Brenna Carpenter, the primary protagonist in Anagrams, shares biographical details with the author- both worked as para-legals in New York, both worked in academia. Moore is a precursor of the manic-pixie dream girl, though one might more appropriately call her a manic-depressive pixie dream girl. She's quirky! She sleeps with students! She invents an imaginary daughter. It's this last detail that, I think, is the crux of Anagrams. The fact that her daughter is imaginary is stated once, baldly, as a fact, then for the rest of the book she might as well be real. After the initial disclosure, Carpenter makes no reference to the fact that her daughter does not exist.
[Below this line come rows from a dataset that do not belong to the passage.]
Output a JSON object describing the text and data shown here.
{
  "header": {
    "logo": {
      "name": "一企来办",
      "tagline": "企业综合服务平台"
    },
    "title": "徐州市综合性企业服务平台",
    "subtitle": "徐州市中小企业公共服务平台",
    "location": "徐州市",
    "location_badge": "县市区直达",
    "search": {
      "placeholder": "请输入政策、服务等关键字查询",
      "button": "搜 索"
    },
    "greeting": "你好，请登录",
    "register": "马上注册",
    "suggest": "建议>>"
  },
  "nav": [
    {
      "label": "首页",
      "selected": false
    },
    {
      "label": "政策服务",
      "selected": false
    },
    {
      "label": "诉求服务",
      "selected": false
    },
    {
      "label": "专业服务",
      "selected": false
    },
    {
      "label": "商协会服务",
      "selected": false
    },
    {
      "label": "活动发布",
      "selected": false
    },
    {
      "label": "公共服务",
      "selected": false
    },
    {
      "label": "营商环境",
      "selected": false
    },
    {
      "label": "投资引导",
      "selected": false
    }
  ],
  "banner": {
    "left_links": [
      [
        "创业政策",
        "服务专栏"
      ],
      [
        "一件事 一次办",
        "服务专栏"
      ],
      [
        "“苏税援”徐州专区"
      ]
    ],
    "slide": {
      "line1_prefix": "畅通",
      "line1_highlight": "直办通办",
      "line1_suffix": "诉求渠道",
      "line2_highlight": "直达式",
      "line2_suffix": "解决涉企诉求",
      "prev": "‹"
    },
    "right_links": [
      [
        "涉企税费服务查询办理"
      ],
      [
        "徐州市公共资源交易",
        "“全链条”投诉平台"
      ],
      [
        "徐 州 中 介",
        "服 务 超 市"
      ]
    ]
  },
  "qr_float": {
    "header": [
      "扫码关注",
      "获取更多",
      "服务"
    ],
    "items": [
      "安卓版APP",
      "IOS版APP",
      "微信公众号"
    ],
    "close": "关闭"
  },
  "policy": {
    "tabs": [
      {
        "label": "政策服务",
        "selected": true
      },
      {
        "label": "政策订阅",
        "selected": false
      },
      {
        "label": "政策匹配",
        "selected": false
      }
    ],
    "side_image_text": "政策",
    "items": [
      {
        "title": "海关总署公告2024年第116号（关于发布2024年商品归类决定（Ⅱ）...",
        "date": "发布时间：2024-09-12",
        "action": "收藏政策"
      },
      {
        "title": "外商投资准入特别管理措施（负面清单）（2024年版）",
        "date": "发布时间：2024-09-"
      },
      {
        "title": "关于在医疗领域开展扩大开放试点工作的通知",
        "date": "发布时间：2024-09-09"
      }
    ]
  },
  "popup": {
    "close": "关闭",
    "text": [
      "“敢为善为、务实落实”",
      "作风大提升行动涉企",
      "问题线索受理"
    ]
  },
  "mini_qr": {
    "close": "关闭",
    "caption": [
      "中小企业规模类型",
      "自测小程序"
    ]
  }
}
Anagrams hasn't aged particularly well, except as a capsule of that mid 1980's, anti-yuppie, professional-academic sub-culture. Despite the essentially sad subject matter, Moore maintains a light touch that harkens back to her personal history as a prize winner of short story contests from an early age. The short story is really hard done by within the precincts of the 1001 Books list.